Print each entry precisely; exclude the pictures.

┌────────

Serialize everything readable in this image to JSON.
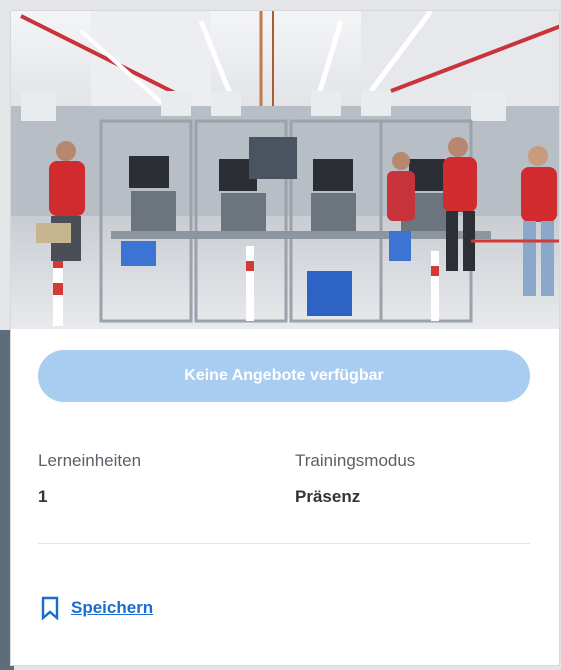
{
  "card": {
    "image": {
      "description": "factory-assembly-line-photo"
    },
    "offer_button_label": "Keine Angebote verfügbar",
    "details": [
      {
        "label": "Lerneinheiten",
        "value": "1"
      },
      {
        "label": "Trainingsmodus",
        "value": "Präsenz"
      }
    ],
    "save_label": "Speichern"
  },
  "colors": {
    "accent": "#1a6ccf",
    "button_disabled": "#a9cdf0"
  },
  "icons": {
    "save": "bookmark-icon"
  }
}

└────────

* Written answer:
Serialize everything readable in this image to JSON.
{
  "card": {
    "image": {
      "description": "factory-assembly-line-photo"
    },
    "offer_button_label": "Keine Angebote verfügbar",
    "details": [
      {
        "label": "Lerneinheiten",
        "value": "1"
      },
      {
        "label": "Trainingsmodus",
        "value": "Präsenz"
      }
    ],
    "save_label": "Speichern"
  },
  "colors": {
    "accent": "#1a6ccf",
    "button_disabled": "#a9cdf0"
  },
  "icons": {
    "save": "bookmark-icon"
  }
}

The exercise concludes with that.